# Task prompt
If a line of the listing below contains the string "true", count it, then give the total by itself.

# Records for this task
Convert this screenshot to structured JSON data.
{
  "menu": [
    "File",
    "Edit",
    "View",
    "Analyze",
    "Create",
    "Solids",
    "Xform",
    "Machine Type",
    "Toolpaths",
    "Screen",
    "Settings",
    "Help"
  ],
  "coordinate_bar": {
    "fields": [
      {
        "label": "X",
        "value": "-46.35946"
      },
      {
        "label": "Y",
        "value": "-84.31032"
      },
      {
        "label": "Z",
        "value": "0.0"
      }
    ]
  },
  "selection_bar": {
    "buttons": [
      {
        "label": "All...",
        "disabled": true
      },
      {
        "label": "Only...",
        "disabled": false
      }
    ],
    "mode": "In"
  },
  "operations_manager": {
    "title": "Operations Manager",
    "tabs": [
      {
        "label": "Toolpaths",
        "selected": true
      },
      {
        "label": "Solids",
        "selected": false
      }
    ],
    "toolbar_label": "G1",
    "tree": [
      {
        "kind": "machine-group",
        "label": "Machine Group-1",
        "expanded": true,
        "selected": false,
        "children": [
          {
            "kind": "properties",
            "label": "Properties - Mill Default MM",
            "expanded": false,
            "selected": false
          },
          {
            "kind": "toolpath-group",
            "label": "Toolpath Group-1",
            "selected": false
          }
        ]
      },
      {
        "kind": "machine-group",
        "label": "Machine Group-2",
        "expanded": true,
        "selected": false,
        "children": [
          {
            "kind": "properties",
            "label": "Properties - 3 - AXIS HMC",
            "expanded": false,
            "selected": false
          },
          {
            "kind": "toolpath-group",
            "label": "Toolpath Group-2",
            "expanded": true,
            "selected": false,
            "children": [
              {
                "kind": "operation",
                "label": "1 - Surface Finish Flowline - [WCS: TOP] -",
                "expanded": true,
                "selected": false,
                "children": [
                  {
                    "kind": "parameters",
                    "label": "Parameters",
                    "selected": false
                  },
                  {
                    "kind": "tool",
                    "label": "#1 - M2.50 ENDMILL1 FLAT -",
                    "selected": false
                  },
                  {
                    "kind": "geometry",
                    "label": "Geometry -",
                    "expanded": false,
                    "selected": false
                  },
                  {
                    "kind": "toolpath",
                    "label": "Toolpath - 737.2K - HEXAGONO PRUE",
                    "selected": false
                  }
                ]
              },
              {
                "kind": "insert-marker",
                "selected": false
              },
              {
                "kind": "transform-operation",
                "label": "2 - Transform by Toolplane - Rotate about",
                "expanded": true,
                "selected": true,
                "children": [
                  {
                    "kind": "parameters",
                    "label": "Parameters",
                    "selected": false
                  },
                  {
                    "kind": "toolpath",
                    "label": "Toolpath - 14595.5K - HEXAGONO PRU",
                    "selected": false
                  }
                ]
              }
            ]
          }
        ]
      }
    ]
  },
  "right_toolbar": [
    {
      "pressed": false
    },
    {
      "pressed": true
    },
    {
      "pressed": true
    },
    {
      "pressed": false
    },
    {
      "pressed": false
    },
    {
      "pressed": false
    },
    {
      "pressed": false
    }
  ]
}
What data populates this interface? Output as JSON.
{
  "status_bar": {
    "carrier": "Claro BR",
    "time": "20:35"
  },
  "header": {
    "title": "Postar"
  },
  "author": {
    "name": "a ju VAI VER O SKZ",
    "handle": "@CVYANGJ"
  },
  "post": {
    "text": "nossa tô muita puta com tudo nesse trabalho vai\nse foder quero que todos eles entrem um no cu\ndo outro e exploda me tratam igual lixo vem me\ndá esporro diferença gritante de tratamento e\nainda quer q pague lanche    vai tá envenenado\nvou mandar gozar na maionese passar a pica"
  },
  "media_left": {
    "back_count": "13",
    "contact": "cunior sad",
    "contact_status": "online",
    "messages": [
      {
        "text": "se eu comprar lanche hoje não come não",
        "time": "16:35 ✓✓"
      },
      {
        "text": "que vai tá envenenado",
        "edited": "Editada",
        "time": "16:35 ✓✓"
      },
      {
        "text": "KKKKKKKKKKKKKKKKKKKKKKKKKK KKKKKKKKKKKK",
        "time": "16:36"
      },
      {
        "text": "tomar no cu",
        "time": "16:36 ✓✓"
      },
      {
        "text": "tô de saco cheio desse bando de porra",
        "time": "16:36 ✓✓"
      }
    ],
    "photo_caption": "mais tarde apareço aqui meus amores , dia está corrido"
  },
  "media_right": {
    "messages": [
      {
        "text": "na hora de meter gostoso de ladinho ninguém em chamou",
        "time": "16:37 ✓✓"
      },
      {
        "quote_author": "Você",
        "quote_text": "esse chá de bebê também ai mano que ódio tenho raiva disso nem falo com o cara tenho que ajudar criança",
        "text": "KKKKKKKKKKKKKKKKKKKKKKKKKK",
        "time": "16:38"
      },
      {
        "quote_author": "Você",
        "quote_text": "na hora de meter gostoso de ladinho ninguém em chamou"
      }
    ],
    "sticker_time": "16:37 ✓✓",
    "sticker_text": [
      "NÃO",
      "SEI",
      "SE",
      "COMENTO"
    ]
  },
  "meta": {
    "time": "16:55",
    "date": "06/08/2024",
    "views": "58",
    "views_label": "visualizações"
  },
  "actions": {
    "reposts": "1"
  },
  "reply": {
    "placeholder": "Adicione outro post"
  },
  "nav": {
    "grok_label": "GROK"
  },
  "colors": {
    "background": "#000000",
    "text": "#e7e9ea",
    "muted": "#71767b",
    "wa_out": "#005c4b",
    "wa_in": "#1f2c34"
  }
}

# Answer box
10